When people started dying in the dungeons and their voices of supplication were suppressed, then any pretense, to give more time to the regime, is equivalent to collaboration in the crimes of the regime. After 40-years of brutal dictatorship, of chaos and mismanagement, of human rights abuses, of squandering to the country’s resources, etc. whatever the coup-plotters had recourse to to legitimize their power-grab, had certainly exhausted its usefulness awhile ago, and has come to a bad end with this new martyr to the cause of freedom. It’s time for the freedom lovers worldwide to raise their voices against Qaddafi’s dictatorship.
As they say, the cause of freedom never ends. As an endless line of its champions keeps marching some to their ends, others to temporary reprieves, but all nonetheless live or die in the hope that freedom and human dignity shall one day have a chance to reign in this of all other possible worlds. The fact that Fathi el-Jahmi has achieved very little material success against Qaddafi’s regime was secondary to what he stood for. His struggle has personalized the idea, that’s, to defeat the regime in ideal and even metaphysical terms is to preserve the moral integrity both as individuals and as representative of a better Libya, that will also justify the country’s survival.
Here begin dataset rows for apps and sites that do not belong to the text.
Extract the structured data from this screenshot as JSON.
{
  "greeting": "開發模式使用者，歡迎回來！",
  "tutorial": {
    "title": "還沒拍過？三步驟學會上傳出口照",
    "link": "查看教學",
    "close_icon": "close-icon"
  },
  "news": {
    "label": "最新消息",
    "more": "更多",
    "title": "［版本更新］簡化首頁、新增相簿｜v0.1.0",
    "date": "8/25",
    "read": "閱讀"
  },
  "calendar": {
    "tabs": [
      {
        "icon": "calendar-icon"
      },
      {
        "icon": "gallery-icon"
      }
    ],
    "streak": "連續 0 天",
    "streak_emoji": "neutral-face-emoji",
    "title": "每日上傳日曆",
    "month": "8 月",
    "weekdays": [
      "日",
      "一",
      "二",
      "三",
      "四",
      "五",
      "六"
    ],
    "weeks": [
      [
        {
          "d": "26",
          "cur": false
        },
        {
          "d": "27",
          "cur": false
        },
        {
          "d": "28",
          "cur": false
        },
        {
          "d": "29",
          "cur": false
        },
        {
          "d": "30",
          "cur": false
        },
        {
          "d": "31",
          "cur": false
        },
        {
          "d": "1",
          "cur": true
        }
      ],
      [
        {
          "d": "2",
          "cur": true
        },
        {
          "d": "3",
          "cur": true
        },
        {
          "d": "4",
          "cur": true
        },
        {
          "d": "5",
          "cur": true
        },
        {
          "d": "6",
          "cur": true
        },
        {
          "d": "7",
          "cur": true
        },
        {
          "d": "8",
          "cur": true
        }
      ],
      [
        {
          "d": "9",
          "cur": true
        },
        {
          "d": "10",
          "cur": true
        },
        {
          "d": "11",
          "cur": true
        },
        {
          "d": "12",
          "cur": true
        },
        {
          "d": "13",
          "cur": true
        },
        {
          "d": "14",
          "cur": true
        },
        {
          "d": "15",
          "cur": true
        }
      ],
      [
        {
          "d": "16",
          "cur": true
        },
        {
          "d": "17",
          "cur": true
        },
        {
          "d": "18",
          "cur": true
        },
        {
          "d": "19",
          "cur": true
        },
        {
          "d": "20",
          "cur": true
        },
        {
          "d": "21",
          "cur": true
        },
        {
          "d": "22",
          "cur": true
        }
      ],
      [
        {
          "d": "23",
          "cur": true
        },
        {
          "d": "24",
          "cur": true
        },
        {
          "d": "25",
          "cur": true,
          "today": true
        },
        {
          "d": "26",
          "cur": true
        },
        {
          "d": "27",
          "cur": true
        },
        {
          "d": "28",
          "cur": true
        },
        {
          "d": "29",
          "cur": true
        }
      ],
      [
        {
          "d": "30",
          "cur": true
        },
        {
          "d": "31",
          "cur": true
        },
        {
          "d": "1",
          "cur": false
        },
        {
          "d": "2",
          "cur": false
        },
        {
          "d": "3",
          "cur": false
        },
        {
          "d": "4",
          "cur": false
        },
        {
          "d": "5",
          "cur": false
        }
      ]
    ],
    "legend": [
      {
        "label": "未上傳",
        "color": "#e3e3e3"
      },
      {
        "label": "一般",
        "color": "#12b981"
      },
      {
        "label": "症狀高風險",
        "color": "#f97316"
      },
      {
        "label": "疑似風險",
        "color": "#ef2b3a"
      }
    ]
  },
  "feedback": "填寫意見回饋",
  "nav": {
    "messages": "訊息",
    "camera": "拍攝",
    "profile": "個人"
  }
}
So long and rest in peace, Mr. El-Jahmi. Your life and struggles have not been in vain; rather their richness will inspire tens, nay hundreds, millions of freedom-hungry to pursue it your way. Your blazed a path was, as hard to follow as sure will lead to a better world. As to your murderers, as all murderers must, they’ll have their day of reckoning sooner than they think.